David Gold spoke out after 39-year-old Brady was re-arrested on Tuesday by officers investigating alleged corruption in English football.
Ms Brady was questioned by City of London Police and released on bail as part of an investigation into conspiracy to defraud and false accounting. She was first arrested last April, along with the club's co-owner David Sullivan.
In a statement released this morning, Mr Gold said the investigation had put the pair, who deny any wrongdoing, under "prolonged pressure".
He said: "Both David Sullivan and Karren Brady were originally interviewed in August 2007, re-interviewed in April 2008 and are now bailed until June 2009. They have had these matters hanging over them for 22 months.
"This seems contrary to natural justice and puts two people with life-threatening medical conditions under prolonged pressure. They have answered every question put to them and both vehemently deny any wrongdoing."

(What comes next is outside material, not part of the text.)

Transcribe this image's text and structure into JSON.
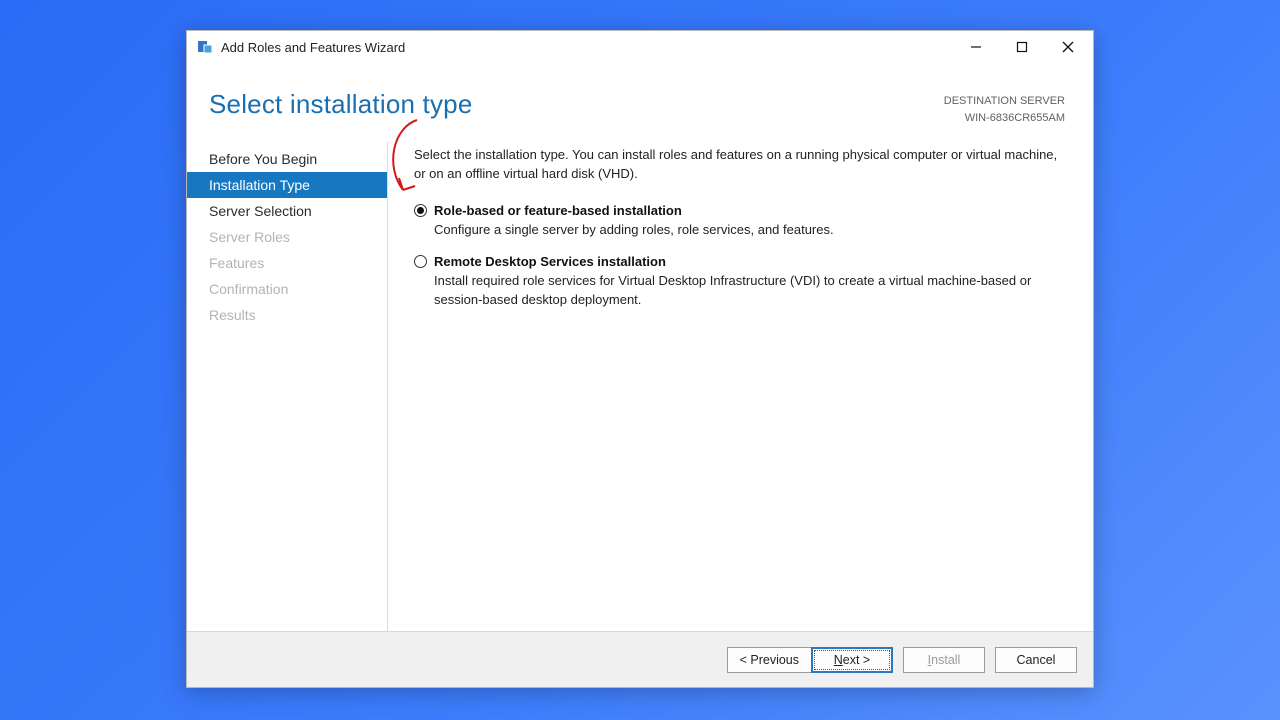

Mr Gold said the investigation centred on tax and national insurance payments, adding: "It is completely wrong that our managing director has been picked on and singled out. For the complete avoidance of doubt, I want to make this 100% clear that, as we stated before, this matter is all about PAYE and NIC on two players from 2002 and 2003, and absolutely nothing has changed.
"The figures alleged to be involved are not substantial and not material to the company. The club employs highly-respected accountants and auditors and has always provided them with complete access to their accounts and other financial information.
"The club believe that it would be more appropriate that questions about financial matters be directed to them."
Mr Gold stressed that the club "takes its financial responsibilities seriously".
A City of London Police spokeswoman confirmed that a 39-year-old woman was arrested as part of the continuing football investigation, but said it was not possible to provide details of the alleged offence, adding: "We have been working with HM Revenue and Customs (HMRC) from the outset of the investigation.
"The investigation has always focused on money laundering. The Fraud Prosecution Service has identified that tax offences may be involved."
Birmingham City released a statement stressing that Ms Brady had not been charged by police and "vehemently" denied any wrongdoing.
The statement said: "In the fullness of time, we believe the public will see that no offence has been committed by anyone at BCFC.
"The club continues to assist the police with their inquiries and have answered every question put to them."
In November 2007, officers arrested a series of high-profile figures in the national game in a controversial series of raids.
Other figures who remain on bail are believed to include former Portsmouth boss Harry Redknapp, the club's chief executive Peter Storrie, former chairman Milan Mandaric, former player Amdy Faye and agent Willie McKay.
Ms Brady became the UK's youngest football managing director when Birmingham City floated on the stock market in 1997.
She is also chairman of Kerrang! magazine and non-executive director of Channel 4, Mothercare and Sport England.
The HMRC said it was not making any comment.